Josh and Diana Perrin are newlyweds based in Mar Vista, California, who recently combined their skills and opened Casa de Perrin, a boutique rental company that specializes in tabletop decoration and decor (you can see their work in action in the holiday issue of Rue). Josh is a photographer who lived in Russia for five years, and Diana’s most recent talent is food styling. When it comes to their personal style, they don’t set rules for their aesthetic. Rather, their home is composed of items from their past that make them smile and pieces of furniture and art that they’ve discovered together. Thanks, Diana, and thanks to Josh for the photographs! — Anne
Image above: For the longest time, Josh and I could not settle on a night stand. We just never came across one that we felt was worth the price, or fit the room, or really “called to us” in any way. When we started collecting flatware, we ended up with all these beautiful old storage boxes. Rather than getting rid of them, we decided to pile some of them up next to our bed and create our own makeshift night stand. The bedside lamp is actually an old restaurant napkin dispenser that we put a vintage Vera napkin in.
Image above: This is the door from my childhood bedroom. Growing up, I would tape concert ticket stubs, family photos, notes from friends in class, pretty much anything that represented who I was and what made me “me” onto an ever-growing giant collage. A few years ago, after remodeling the house, my father decided to ship it to me as a Hanukkah present. Now I use it to sling purses on, and whenever I’m feeling down, just looking at it always makes me laugh and cheers me up.
See more from Diana and Josh’s home after the jump . . .
Image above: Nearly every room in our home has at least one skylight, so we almost never need to turn on the light during the day. The vaulted ceilings and open floor plan make our little bungalow feel spacious and inviting at the same time.
Happy kitchens make for happy families. We just love this classic 1960s poster by famed photographer Howard Zieff.
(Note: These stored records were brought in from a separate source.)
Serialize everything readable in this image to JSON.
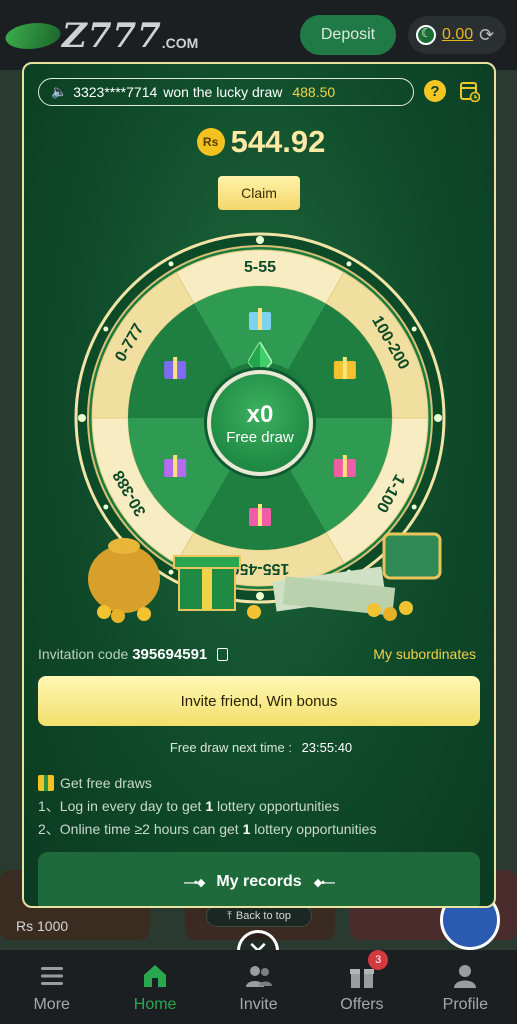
{
  "header": {
    "logo_text": "Z777",
    "logo_suffix": ".COM",
    "deposit_label": "Deposit",
    "balance": "0.00"
  },
  "ticker": {
    "user": "3323****7714",
    "message": "won the lucky draw",
    "amount": "488.50"
  },
  "prize": {
    "currency_icon": "Rs",
    "amount": "544.92",
    "claim_label": "Claim"
  },
  "wheel": {
    "segments": [
      "5-55",
      "100-200",
      "1-100",
      "155-450",
      "30-388",
      "0-777"
    ],
    "center_count": "x0",
    "center_label": "Free draw",
    "colors": {
      "segment_light": "#2f9b52",
      "segment_dark": "#1f7f40",
      "rim": "#f4e2a2"
    }
  },
  "invite": {
    "code_label": "Invitation code",
    "code": "395694591",
    "subordinates_label": "My subordinates",
    "button_label": "Invite friend, Win bonus"
  },
  "next_draw": {
    "label": "Free draw next time :",
    "time": "23:55:40"
  },
  "rules": {
    "title": "Get free draws",
    "items": [
      {
        "prefix": "1、Log in every day to get",
        "count": "1",
        "suffix": "lottery opportunities"
      },
      {
        "prefix": "2、Online time ≥2 hours can get",
        "count": "1",
        "suffix": "lottery opportunities"
      }
    ]
  },
  "records_label": "My records",
  "background": {
    "rs_label": "Rs 1000",
    "back_to_top": "Back to top"
  },
  "nav": {
    "items": [
      {
        "label": "More",
        "icon": "menu-icon"
      },
      {
        "label": "Home",
        "icon": "home-icon"
      },
      {
        "label": "Invite",
        "icon": "invite-icon"
      },
      {
        "label": "Offers",
        "icon": "gift-icon",
        "badge": "3"
      },
      {
        "label": "Profile",
        "icon": "profile-icon"
      }
    ]
  },
  "colors": {
    "accent_green": "#2aa84f",
    "gold": "#f1d24a",
    "modal_green": "#0f4a2a"
  }
}
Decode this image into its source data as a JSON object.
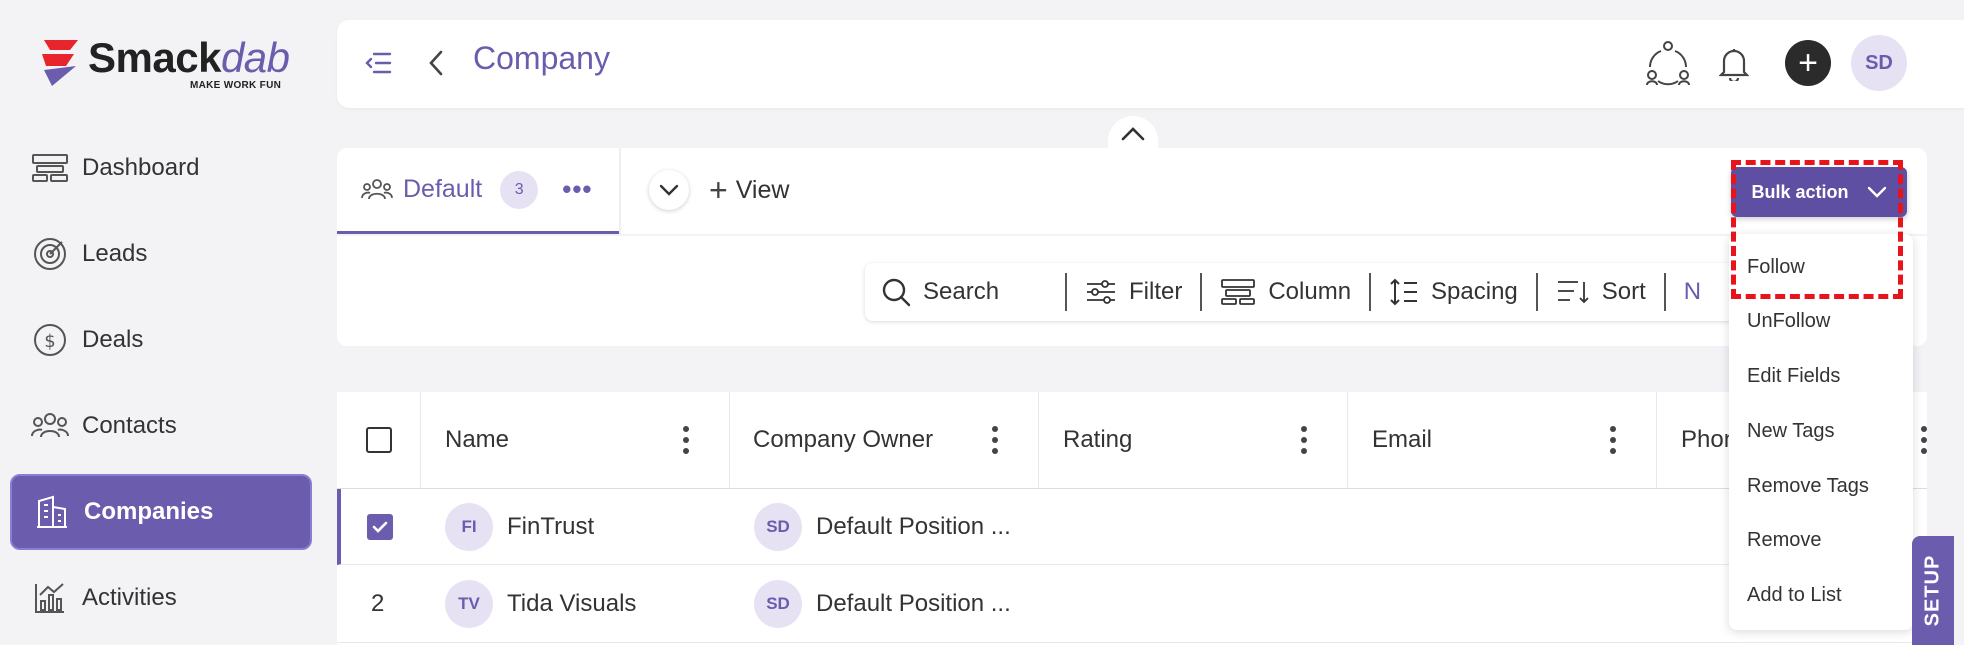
{
  "app": {
    "logo_main": "Smack",
    "logo_accent": "dab",
    "logo_tagline": "MAKE WORK FUN"
  },
  "sidebar": {
    "items": [
      {
        "label": "Dashboard",
        "icon": "dashboard-icon",
        "active": false
      },
      {
        "label": "Leads",
        "icon": "target-icon",
        "active": false
      },
      {
        "label": "Deals",
        "icon": "dollar-icon",
        "active": false
      },
      {
        "label": "Contacts",
        "icon": "contacts-icon",
        "active": false
      },
      {
        "label": "Companies",
        "icon": "building-icon",
        "active": true
      },
      {
        "label": "Activities",
        "icon": "activity-icon",
        "active": false
      }
    ]
  },
  "header": {
    "title": "Company",
    "avatar_initials": "SD",
    "add_symbol": "+"
  },
  "tabs": {
    "default_label": "Default",
    "default_count": "3",
    "more": "•••",
    "add_view_label": "View",
    "add_view_symbol": "+"
  },
  "toolbar": {
    "search": "Search",
    "filter": "Filter",
    "column": "Column",
    "spacing": "Spacing",
    "sort": "Sort",
    "truncated": "N"
  },
  "table": {
    "columns": [
      "Name",
      "Company Owner",
      "Rating",
      "Email",
      "Phon"
    ],
    "rows": [
      {
        "index": "",
        "checked": true,
        "name_initials": "FI",
        "name": "FinTrust",
        "owner_initials": "SD",
        "owner": "Default Position ..."
      },
      {
        "index": "2",
        "checked": false,
        "name_initials": "TV",
        "name": "Tida Visuals",
        "owner_initials": "SD",
        "owner": "Default Position ..."
      }
    ]
  },
  "bulk_action": {
    "label": "Bulk action",
    "items": [
      "Follow",
      "UnFollow",
      "Edit Fields",
      "New Tags",
      "Remove Tags",
      "Remove",
      "Add to List"
    ]
  },
  "setup_label": "SETUP",
  "colors": {
    "primary": "#6b5cae",
    "primary_dark": "#5e4fa3",
    "highlight": "#e8141c",
    "avatar_bg": "#e6e2f4"
  }
}
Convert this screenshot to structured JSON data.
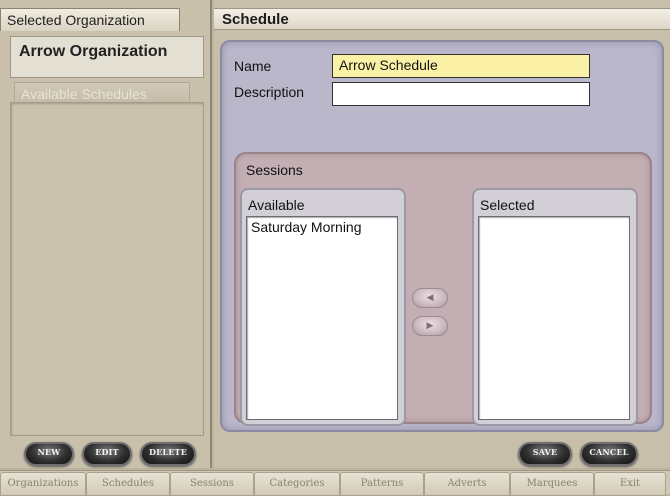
{
  "left": {
    "selected_org_tab": "Selected Organization",
    "org_name": "Arrow Organization",
    "available_schedules_tab": "Available Schedules",
    "buttons": {
      "new": "NEW",
      "edit": "EDIT",
      "delete": "DELETE"
    }
  },
  "schedule": {
    "header": "Schedule",
    "name_label": "Name",
    "name_value": "Arrow Schedule",
    "description_label": "Description",
    "description_value": "",
    "sessions_label": "Sessions",
    "available_label": "Available",
    "selected_label": "Selected",
    "available_items": [
      "Saturday Morning"
    ],
    "selected_items": [],
    "buttons": {
      "save": "SAVE",
      "cancel": "CANCEL"
    }
  },
  "nav": [
    "Organizations",
    "Schedules",
    "Sessions",
    "Categories",
    "Patterns",
    "Adverts",
    "Marquees",
    "Exit"
  ],
  "colors": {
    "name_field_bg": "#fbf1a6",
    "panel_bg": "#b9b7c9",
    "sessions_bg": "#c2aeb3",
    "pill_button": "#2f2f2f"
  }
}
It hangs bellow the skylights at the far end of the kitchen and always gets a laugh while prompting the “where’s the best pastrami and rye in Los Angeles” conversation. (Josh’s pick is Canters.)
Image above: The La Casa de Perrin plates were a wedding gift to Josh’s parents when they got married, and were passed down to Josh when he moved out on his own. We use these plates in our home every day, so when starting Casa de Perrin, it seemed obvious what we’d call our company.
Image above: We have an affinity for industrial locker cabinets. This was a Craigslist find, and it’s the perfect solution for storing our shoes. The artist who made our wedding invitations (Amy Tan of The Treespace Studio) worked off a “master” watercolor painting that she scanned and scaled down, and afterward, we had it framed.
Image above: We repurposed old goblets and vessels for housing our ever-growing succulent and air plant collection. These maintenance-free and exotic plants bring a sense of warmth to the industrial cabinet they’re placed on.
Image above: In order to receive one of Ellen’s prized quilts, you must either get married or give birth. And just because you’ve been best friends with her son since pre-K, doesn’t mean you can skip the line.
Image above: Our puppies are like our children, so when we were dating, Josh set up a secret photo shoot with Rexy and Lulu and had these framed as a gift to me for our first anniversary. I kind of think it’s hilarious to put obvious photos over things, so we hung these above their beds, so they’d have a little space in our bedroom that was all their own. I think it was also a hint from Josh that our own bed was getting a bit crowded.
Image above: The living room is our go-to space. It centers around one of our favorite pieces, the “Axel” table/benches by the incomparable Jean de Merry design duo. In a party crunch, it can comfortably seat six overflowed from the dining room.
Image above: The previous owner of this Steelmaster was a tax accountant who used it to store all of his paperwork. We decided to leave the original drawer-pull labels on — typed manila tabs with handwritten notes and scribbles. We keep envelopes and stamps in a drawer labeled “Form 1040 Schedule R & RP Credit for Elderly,” vitamins and such in a drawer called “Depreciation.”
Image above: It’s hard to make a toilet look this beautiful, but my husband is one talented man! He shot the home of a client and dear friend, Alla Kazovsky, who had this incredible bathroom at the bottom of a cliff, beneath her backyard spa. We lined the shelf in cool-toned vintage bottles for a serene feel. I love their unearthed, bottom-of-the-ocean presence. To me, it feels clean without being stark, a place where you can truly decompress.
Image above: We originally fell for the classic design-element of the subway tiles in our guest bath because of how bright and clean they made it feel. But every time we have a guest come to stay with us, I must admit that I’m tempted to hand them a can of spray paint and say “tag away.”
Image above: Our office is pretty much a glorified closet. It’s the one room in our home that is constantly changing. Whether it’s being used as a digital darkroom or functioning as a giant food-styling kit, it is always a hub of our own creativity.